Speaking to the Guardian's Alok Jha, John Sulston — the British Nobel Prize-winning researcher who led the UK's work on the Human Genome Project — says scientists and lawmakers mustn't allow corporations to patent human genes. Sulston says that "human genetic information must be kept in the public domain to allow researchers to analyze it and to give members of the public fair access to medical treatments," Jha writes, giving as an example the Myriad Genetics patent on the BRCA1 and BRCA2 genes. But that's not all Sulston is concerned about, Jha adds. Craig Venter's work with synthetic life also worries the British researcher. "What that advance is being used for is an attempt to monopolize, through the patenting system, essentially all the tools for genomic manipulation," Sulston tells Jha. "It's actually the case that monopolistic control of this kind would be bad for science, bad for consumers and bad for business, because it removes the element of competition."

The Scan

Pig Organ Transplants Considered

The Wall Street Journal reports that the US Food and Drug Administration may soon allow clinical trials that involve transplanting pig organs into humans.

'Poo-Bank' Proposal

Harvard Medical School researchers suggest people should bank stool samples when they are young to transplant when they later develop age-related diseases.

Spurred to Develop Again

New Scientist reports that researchers may have uncovered why about 60 percent of in vitro fertilization embryos stop developing.

Science Papers Examine Breast Milk Cell Populations, Cerebral Cortex Cellular Diversity, Micronesia Population History

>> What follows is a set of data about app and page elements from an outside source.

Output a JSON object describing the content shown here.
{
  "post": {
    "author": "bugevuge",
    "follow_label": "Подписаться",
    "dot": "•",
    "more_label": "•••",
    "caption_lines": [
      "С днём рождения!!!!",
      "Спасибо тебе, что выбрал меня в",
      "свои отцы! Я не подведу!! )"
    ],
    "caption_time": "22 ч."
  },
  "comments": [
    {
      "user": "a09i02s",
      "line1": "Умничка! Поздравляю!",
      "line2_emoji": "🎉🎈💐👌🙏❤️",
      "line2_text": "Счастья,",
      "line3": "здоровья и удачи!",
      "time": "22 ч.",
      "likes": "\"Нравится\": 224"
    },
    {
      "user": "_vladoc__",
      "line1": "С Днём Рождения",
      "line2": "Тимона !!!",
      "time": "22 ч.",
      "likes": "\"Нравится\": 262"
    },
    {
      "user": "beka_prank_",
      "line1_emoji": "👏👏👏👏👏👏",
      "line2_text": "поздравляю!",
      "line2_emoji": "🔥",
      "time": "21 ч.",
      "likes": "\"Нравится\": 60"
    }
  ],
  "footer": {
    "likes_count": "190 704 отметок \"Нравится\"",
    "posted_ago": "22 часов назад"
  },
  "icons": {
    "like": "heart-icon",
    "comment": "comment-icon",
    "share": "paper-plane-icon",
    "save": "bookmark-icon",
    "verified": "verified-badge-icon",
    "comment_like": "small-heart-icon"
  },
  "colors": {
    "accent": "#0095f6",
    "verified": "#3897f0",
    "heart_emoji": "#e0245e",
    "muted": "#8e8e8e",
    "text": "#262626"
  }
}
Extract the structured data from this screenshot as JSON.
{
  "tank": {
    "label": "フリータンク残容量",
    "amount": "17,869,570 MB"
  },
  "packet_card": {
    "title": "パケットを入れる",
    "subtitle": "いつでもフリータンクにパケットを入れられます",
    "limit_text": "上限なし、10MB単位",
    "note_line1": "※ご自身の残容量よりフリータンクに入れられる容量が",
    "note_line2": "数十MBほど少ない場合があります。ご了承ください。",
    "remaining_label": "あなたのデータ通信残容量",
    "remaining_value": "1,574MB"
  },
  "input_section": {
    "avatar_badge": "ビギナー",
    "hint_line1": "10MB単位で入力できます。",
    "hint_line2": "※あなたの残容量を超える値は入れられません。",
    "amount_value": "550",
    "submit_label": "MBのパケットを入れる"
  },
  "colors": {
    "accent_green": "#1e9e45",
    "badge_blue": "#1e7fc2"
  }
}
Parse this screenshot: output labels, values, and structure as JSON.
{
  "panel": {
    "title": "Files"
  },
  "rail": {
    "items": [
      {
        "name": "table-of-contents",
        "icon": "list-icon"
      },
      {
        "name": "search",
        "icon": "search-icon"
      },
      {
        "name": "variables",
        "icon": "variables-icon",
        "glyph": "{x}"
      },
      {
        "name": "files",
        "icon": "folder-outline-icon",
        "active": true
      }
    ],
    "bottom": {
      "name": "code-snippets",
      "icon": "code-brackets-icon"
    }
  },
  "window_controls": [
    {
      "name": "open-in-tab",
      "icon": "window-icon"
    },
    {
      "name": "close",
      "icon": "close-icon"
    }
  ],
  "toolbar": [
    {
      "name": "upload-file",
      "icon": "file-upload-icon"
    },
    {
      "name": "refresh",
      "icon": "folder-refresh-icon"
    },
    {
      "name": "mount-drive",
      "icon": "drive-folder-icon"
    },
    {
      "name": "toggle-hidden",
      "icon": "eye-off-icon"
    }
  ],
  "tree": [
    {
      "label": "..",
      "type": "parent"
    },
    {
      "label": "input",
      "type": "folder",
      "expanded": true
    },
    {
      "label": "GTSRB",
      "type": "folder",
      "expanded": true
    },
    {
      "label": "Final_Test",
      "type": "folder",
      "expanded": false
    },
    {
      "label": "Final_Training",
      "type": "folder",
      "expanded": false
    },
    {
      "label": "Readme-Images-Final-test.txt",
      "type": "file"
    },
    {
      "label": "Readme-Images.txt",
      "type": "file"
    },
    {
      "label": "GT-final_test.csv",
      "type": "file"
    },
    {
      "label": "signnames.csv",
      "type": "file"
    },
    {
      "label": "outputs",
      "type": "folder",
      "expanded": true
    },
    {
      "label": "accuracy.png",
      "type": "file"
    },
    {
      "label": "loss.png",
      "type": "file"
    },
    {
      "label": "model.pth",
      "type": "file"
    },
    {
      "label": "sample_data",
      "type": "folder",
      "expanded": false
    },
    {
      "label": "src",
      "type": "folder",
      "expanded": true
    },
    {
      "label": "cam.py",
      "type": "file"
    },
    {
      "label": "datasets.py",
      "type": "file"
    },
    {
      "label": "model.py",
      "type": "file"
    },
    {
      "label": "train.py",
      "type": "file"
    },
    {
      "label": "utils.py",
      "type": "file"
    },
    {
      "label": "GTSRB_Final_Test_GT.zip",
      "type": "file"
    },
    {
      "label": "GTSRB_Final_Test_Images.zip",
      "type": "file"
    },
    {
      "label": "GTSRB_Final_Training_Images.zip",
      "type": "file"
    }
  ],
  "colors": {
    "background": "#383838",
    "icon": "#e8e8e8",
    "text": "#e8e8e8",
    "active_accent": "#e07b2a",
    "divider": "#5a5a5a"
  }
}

In Science this week: unique cell populations found within breast milk, 100 transcriptionally distinct cell populations uncovered in the cerebral cortex, and more.